(Website and app data records)
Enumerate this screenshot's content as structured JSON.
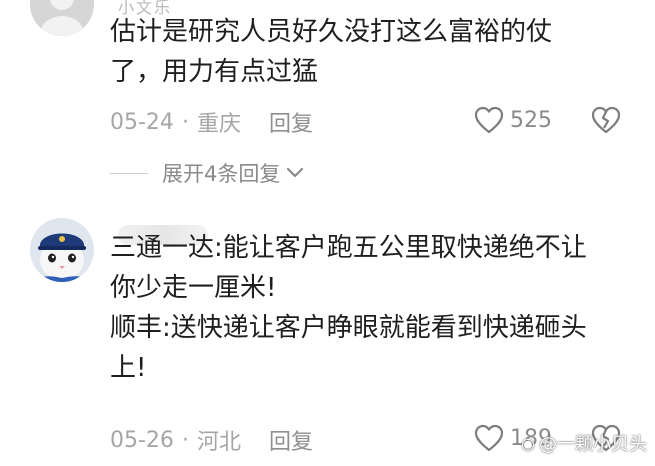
{
  "comments": [
    {
      "username": "小文乐",
      "text_lines": [
        "估计是研究人员好久没打这么富裕的仗",
        "了，用力有点过猛"
      ],
      "date": "05-24",
      "separator": "·",
      "location": "重庆",
      "reply_label": "回复",
      "likes": "525",
      "expand_label": "展开4条回复"
    },
    {
      "username": "",
      "text_lines": [
        "三通一达:能让客户跑五公里取快递绝不让",
        "你少走一厘米!",
        "顺丰:送快递让客户睁眼就能看到快递砸头",
        "上!"
      ],
      "date": "05-26",
      "separator": "·",
      "location": "河北",
      "reply_label": "回复",
      "likes": "189"
    }
  ],
  "watermark": "@一颗小贝头",
  "colors": {
    "text": "#1f1f1f",
    "meta": "#a6a6a6",
    "icon": "#8a8a8a"
  },
  "icons": [
    "heart-outline-icon",
    "broken-heart-icon",
    "chevron-down-icon",
    "weibo-logo-icon"
  ]
}
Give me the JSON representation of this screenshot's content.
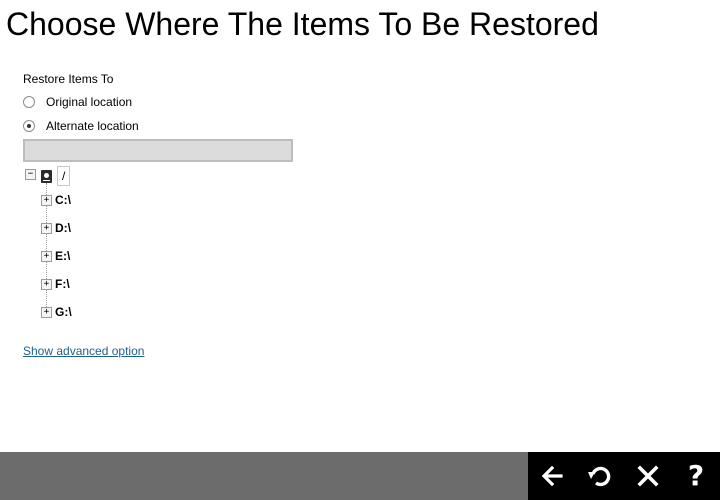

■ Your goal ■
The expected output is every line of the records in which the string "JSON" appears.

■ Reply ■
Enumerate this screenshot's content as structured JSON.
Give me the JSON representation of this screenshot's content.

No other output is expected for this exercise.